### Exercise material

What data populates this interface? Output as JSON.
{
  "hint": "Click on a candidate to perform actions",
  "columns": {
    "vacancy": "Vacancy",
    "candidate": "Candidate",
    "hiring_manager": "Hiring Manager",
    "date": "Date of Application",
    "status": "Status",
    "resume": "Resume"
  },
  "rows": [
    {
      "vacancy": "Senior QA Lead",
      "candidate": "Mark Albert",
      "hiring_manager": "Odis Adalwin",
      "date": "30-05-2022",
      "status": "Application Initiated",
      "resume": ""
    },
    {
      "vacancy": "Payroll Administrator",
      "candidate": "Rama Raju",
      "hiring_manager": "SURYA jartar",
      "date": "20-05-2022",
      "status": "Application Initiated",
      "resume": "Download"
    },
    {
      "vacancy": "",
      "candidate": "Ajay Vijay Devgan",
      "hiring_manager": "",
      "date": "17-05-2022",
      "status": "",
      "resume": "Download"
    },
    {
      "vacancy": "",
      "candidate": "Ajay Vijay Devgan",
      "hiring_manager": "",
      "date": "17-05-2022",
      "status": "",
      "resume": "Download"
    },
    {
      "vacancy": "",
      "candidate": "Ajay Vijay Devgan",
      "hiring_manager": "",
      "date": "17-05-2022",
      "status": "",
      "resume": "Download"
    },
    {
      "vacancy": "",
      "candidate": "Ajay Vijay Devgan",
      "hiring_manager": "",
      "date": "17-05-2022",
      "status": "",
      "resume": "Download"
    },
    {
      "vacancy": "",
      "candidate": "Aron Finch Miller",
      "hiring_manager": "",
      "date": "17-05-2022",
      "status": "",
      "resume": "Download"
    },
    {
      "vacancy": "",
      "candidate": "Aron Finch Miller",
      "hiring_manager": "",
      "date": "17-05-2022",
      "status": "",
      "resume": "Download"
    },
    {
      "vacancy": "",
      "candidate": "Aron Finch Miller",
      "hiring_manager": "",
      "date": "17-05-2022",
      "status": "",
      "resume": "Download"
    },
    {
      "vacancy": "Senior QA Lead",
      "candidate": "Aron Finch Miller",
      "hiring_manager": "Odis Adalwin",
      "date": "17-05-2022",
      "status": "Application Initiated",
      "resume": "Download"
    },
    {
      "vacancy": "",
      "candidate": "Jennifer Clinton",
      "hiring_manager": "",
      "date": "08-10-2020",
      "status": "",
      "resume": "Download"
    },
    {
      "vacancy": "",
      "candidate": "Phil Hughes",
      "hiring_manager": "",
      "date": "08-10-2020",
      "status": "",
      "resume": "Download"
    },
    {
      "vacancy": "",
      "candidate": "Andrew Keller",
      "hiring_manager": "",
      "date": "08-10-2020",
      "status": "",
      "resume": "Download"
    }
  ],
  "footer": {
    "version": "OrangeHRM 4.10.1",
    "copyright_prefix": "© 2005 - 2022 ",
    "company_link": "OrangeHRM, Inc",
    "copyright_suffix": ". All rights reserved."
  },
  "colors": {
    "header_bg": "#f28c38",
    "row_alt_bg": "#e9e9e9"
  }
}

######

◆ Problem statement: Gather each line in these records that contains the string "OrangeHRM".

◆ Worked solution:
    "version": "OrangeHRM 4.10.1",
    "company_link": "OrangeHRM, Inc",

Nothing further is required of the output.